**Instructions for the task:**
Show the lines of the material that contain the word "this".

**Records provided:**
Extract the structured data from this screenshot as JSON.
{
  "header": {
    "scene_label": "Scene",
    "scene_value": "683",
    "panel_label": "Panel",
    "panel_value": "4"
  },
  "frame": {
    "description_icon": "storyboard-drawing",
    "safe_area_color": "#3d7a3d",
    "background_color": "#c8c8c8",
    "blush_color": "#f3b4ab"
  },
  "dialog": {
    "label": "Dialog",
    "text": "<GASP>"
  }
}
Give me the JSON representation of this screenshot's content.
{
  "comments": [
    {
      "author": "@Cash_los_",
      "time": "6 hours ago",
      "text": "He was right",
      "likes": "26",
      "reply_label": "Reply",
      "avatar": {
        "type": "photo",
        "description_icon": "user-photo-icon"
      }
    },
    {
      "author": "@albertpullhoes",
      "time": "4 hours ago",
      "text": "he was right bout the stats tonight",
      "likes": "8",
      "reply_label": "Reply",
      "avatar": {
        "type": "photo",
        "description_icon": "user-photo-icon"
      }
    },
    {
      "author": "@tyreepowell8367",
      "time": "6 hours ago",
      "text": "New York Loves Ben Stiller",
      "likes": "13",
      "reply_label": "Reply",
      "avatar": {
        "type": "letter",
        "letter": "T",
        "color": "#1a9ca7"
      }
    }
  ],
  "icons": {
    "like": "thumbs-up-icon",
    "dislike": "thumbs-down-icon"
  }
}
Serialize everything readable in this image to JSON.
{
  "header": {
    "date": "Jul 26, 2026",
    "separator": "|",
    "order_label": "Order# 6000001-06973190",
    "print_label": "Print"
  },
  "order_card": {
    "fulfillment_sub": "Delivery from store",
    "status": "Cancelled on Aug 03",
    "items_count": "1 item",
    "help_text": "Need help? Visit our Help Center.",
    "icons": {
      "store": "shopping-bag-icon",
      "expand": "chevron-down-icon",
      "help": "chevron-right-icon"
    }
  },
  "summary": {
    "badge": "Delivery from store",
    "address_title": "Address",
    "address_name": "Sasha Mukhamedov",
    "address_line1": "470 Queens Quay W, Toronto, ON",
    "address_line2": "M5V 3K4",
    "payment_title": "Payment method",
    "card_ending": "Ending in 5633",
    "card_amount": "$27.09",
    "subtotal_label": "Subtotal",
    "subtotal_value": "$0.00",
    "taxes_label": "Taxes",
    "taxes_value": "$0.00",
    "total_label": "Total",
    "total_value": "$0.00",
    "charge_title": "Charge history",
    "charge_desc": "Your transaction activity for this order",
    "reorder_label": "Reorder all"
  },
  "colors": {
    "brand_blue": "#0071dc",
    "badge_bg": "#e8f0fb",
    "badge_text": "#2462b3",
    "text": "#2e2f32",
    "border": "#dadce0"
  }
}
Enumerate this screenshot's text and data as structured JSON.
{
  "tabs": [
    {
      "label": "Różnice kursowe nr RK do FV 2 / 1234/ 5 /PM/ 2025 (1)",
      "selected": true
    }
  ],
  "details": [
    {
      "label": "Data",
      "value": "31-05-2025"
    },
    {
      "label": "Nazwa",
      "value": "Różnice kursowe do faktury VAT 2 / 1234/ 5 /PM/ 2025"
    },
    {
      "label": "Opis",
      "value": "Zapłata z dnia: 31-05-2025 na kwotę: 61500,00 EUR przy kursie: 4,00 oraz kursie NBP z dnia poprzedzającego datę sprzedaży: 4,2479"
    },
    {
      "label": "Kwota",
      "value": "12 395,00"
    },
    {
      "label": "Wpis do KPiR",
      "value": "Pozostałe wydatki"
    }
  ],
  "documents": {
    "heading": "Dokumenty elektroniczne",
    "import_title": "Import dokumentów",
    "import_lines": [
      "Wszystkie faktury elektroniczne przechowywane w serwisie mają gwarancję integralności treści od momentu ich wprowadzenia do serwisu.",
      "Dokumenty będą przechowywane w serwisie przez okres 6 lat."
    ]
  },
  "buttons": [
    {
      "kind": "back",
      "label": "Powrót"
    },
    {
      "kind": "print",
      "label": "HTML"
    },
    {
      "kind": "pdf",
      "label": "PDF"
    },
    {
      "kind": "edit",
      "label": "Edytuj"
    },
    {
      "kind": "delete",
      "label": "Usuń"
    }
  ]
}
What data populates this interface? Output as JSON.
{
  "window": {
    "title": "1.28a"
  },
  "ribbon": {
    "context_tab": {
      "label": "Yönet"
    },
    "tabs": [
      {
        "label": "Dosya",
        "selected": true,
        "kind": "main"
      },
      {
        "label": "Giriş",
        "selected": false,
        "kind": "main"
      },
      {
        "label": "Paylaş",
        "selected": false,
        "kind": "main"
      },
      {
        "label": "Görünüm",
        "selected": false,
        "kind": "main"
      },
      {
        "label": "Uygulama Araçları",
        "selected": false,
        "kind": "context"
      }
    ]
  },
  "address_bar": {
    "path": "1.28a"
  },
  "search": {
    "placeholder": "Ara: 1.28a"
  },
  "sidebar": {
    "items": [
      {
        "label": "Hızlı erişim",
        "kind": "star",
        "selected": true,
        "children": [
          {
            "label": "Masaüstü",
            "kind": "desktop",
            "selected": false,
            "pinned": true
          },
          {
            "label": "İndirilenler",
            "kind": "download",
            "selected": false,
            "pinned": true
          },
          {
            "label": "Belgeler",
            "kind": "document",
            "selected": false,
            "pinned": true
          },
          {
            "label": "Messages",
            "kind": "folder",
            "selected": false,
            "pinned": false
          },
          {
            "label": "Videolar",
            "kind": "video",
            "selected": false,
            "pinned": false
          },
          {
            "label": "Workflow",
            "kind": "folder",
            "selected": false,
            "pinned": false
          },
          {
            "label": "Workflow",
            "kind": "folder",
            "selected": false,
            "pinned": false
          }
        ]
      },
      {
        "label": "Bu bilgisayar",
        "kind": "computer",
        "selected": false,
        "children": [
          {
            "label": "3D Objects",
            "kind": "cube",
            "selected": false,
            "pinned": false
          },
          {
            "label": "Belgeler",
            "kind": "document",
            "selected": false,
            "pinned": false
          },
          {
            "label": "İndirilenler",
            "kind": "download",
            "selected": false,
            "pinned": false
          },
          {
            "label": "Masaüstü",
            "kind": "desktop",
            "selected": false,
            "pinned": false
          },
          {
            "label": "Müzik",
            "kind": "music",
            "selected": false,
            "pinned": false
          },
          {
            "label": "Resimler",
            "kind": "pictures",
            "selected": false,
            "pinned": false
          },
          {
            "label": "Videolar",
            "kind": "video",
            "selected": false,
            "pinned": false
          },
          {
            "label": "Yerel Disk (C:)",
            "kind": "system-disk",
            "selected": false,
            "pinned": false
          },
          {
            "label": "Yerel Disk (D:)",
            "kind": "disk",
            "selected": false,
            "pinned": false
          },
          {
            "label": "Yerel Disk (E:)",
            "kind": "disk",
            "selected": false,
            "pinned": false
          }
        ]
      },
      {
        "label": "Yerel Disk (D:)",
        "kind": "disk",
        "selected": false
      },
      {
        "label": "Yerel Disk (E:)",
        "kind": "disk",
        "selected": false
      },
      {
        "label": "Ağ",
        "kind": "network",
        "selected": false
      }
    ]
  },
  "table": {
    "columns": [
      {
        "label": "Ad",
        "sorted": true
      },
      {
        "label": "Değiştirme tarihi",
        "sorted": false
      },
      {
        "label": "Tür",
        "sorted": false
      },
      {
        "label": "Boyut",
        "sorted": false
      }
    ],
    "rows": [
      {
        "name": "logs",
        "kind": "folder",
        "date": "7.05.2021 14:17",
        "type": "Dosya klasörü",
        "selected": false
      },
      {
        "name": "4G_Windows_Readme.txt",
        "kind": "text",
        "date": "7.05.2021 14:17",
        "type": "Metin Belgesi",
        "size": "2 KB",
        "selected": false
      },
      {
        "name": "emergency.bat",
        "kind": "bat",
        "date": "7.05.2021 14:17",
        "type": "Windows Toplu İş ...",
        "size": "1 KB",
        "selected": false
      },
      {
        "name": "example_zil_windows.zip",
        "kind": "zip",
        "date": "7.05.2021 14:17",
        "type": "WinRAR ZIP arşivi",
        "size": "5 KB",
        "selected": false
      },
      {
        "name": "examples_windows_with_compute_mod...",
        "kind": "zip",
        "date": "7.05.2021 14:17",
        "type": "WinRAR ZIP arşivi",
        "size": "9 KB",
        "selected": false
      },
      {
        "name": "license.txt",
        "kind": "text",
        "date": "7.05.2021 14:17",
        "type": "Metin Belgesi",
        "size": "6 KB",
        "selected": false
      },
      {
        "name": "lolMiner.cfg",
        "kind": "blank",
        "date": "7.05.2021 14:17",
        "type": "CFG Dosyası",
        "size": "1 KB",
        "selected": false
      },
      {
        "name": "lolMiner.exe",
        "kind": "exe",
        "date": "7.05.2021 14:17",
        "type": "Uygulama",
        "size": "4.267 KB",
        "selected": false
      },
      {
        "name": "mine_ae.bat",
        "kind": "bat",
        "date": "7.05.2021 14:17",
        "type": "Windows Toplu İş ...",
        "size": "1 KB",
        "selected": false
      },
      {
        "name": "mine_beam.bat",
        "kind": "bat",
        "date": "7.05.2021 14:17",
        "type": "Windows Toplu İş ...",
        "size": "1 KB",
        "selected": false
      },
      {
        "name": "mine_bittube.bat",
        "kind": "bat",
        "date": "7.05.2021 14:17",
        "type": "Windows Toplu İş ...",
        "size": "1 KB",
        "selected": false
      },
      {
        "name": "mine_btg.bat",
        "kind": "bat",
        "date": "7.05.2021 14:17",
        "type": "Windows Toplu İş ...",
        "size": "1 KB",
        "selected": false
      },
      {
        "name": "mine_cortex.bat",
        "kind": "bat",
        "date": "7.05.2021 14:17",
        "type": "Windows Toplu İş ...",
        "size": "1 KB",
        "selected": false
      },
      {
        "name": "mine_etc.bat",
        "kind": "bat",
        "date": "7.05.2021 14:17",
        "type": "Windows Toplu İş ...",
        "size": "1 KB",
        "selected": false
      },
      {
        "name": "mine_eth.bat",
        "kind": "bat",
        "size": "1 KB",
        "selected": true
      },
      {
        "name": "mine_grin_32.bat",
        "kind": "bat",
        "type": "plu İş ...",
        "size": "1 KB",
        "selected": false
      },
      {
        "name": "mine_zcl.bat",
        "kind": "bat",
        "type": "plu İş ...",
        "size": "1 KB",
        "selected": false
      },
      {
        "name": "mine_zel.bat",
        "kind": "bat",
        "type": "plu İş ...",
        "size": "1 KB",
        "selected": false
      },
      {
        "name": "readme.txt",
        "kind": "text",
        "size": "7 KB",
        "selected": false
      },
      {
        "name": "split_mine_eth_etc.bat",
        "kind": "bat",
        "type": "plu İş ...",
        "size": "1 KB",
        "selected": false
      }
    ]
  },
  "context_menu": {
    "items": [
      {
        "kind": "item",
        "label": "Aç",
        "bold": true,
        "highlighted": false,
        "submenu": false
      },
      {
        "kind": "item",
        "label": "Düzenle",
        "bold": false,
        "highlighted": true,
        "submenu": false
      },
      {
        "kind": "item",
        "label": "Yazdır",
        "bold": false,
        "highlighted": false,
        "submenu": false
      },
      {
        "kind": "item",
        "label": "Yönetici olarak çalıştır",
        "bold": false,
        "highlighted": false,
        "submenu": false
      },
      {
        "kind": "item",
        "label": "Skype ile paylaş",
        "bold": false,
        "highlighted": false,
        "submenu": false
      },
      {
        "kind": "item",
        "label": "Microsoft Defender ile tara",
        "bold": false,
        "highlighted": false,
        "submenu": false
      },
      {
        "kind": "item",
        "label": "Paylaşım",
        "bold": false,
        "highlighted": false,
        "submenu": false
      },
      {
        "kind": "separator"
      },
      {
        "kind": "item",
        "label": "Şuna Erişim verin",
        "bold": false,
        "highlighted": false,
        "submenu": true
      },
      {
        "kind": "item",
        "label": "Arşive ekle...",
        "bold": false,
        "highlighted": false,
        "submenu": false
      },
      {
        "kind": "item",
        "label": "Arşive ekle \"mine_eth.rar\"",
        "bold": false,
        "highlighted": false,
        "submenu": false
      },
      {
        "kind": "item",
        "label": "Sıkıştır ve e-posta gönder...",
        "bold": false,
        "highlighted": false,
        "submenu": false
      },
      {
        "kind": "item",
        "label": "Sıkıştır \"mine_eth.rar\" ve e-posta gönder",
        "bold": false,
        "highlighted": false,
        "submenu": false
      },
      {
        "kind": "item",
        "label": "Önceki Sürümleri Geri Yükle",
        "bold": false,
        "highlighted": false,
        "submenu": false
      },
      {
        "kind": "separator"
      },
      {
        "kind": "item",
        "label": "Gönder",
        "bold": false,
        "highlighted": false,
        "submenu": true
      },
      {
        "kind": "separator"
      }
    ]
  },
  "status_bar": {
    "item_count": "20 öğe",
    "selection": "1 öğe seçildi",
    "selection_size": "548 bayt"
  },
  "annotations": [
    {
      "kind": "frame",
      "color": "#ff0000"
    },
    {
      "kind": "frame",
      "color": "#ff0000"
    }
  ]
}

**Answer to the problem:**
Extract the structured data from this screenshot as JSON.
Give me the JSON representation of this screenshot's content.
Serialize everything readable in this image to JSON.
    "charge_desc": "Your transaction activity for this order",
Enumerate this screenshot's text and data as structured JSON.
What data populates this interface? Output as JSON.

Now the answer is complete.